By Ken Akamatsu. Released in Japan as “Mahou Sensei Negima!” by Kodansha, serialized in the magazine Weekly Shonen Magazine. Released in North America by Kodansha Comics.
Sometimes when you’re reviewing Volume 35 of a series, it can be a bit difficult to know what to say. Especially when so much of the volume is people punching other people, sometimes with lightning. But as we head breathlessly towards the climax, we are reminded that Akamatsu always manages to make things interesting, even when we don’t expect it.
Note that Negi is not on the cover for the 2nd volume in a row. Instead we get Ayaka in costume, surrounded by the five girls who probably ended up getting the least attention in the series. I mean, even Zazie gets to be an actual demon. The twins and the cheerleader girls, though, ended up suffering from Akamatsu trying his best to write a plot that would feature 31 different girls and not quite making it. We get another brief reminder of Sakurako’s insane luck skills, but other than that, their main function is to be the ‘reassuringly normal ones’ when Haruna returns to Mahora Academy (even if, as Madoka intuits, that’s an insult by now).

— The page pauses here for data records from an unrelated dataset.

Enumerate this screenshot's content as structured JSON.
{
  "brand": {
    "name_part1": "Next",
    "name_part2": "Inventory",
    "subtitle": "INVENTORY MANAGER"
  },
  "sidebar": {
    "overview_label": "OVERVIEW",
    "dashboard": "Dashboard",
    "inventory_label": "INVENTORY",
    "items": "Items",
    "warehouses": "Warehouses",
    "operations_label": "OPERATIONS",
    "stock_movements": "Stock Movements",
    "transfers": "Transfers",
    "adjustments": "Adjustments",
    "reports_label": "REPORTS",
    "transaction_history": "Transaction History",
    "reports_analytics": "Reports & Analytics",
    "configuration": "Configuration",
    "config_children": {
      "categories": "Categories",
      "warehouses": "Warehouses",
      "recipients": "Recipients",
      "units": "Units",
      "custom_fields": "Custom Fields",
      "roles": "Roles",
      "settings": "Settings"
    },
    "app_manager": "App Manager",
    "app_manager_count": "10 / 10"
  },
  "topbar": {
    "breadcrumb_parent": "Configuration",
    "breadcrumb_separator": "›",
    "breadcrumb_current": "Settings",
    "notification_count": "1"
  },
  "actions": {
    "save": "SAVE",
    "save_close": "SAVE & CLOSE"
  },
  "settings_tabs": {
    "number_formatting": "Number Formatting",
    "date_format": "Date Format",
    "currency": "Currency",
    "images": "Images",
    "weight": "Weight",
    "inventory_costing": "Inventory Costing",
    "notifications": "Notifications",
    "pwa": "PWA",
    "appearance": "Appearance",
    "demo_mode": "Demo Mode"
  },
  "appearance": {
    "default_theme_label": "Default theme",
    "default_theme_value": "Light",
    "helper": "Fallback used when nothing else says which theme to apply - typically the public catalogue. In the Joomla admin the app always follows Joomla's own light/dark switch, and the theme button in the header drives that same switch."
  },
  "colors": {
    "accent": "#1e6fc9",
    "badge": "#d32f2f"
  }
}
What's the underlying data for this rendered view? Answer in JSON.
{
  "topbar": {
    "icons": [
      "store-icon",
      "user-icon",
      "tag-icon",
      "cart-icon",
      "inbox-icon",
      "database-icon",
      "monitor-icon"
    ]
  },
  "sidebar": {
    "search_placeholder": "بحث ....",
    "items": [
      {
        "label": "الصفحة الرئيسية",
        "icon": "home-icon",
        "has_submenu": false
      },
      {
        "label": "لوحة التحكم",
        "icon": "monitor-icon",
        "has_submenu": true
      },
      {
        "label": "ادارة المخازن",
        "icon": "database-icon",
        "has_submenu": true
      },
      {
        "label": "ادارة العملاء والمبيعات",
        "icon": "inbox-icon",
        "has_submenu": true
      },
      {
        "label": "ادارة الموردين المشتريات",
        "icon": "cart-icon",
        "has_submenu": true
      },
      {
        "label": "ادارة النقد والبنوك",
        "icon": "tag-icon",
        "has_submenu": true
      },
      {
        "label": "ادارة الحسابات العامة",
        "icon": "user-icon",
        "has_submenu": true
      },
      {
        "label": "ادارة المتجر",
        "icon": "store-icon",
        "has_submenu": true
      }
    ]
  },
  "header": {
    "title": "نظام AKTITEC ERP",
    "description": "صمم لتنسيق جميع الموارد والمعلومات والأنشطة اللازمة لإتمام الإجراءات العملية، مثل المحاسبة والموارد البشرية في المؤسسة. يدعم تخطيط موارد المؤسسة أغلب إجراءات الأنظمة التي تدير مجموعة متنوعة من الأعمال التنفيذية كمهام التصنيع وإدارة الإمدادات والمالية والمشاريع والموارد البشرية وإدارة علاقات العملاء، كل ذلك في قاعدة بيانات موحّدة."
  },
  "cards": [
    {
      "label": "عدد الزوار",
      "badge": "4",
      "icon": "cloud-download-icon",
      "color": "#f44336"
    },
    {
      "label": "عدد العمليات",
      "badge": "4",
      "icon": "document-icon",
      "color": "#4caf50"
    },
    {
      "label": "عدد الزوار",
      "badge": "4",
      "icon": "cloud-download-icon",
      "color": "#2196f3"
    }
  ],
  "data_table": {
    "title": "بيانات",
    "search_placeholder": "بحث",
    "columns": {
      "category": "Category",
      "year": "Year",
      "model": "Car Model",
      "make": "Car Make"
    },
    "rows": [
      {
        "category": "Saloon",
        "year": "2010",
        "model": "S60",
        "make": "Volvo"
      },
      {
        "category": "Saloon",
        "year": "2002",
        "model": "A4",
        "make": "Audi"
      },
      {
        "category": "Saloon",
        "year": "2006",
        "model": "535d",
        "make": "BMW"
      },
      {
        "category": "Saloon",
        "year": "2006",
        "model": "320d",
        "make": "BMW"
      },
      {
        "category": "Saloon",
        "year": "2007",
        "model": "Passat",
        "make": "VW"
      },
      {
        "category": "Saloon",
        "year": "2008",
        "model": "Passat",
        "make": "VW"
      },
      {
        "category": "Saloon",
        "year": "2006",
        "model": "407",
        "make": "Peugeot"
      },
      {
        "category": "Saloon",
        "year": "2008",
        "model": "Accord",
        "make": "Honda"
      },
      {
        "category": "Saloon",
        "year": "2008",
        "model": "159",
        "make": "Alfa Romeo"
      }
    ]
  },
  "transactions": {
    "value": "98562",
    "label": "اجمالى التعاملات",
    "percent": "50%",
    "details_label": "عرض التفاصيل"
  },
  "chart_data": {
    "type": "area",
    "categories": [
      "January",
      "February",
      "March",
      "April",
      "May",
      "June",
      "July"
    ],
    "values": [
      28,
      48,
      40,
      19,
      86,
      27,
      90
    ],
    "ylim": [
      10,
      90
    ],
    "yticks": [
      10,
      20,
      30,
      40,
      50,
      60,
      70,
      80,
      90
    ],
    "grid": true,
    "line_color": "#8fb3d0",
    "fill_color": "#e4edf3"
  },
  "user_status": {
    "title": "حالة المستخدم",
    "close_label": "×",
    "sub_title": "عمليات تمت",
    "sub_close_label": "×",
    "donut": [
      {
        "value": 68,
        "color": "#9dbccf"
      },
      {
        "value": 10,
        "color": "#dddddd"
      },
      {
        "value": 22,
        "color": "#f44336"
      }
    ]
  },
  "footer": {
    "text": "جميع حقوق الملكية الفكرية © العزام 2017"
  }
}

As for the fighting, it’s rather interesting that even after all this time, Negi still wants to try to resolve things through discussion. It tends to separate out Negima from other shonen fighting titles – yes, there’s a love of physical combat, but every time we confront a villain and prepare for battle, there’s an offer to try to mediate. This doesn’t just extend to Negi, as even his followers do the same – Nodoka’s overture of friendship to Fate may get her socked in the jaw, but that doesn’t make it less sincere. (I would like to take the time to note, since I suspect I won’t get the opportunity again, how much I love Nodoka’s character arc in this entire series. She’s come a long way from ‘that one who’s like Shinobu from Love Hina.) But of course, for all the attempts at peacemaking, in the end it comes down to a lot of fights – which, luckily, Negi is also very good at.
One of the surprises in this volume is the fact that the connections between Magical World and the ‘real’ world of Mahora Academy have become so broken down that the fight is now literally coming to the school. This, of course, allows a lot of the cast who were left behind to appear again, as I noted above. It also allows Evangeline to finally give up and embrace her not-villain status. For a supposed morally bankrupt vampire, she’s really been one of the more noble characters in the series, and Negi’s influence has done her a world of good. As Zazie notes. Speaking of which, Zazie’s sudden penchant for conversation, and lampshading of Eva’s sudden affection for her classmates, is easily the funniest part of the book.
And yes, there’s people being stripped, and discussion on which of the girls Negi likes best, because this is still Akamatsu, after all. In the end, though, we’re left with another killer cliffhanger, as we find out what’s actually beneath that world tree. Oh yes, and Kodansha remembered to keep the extras this time!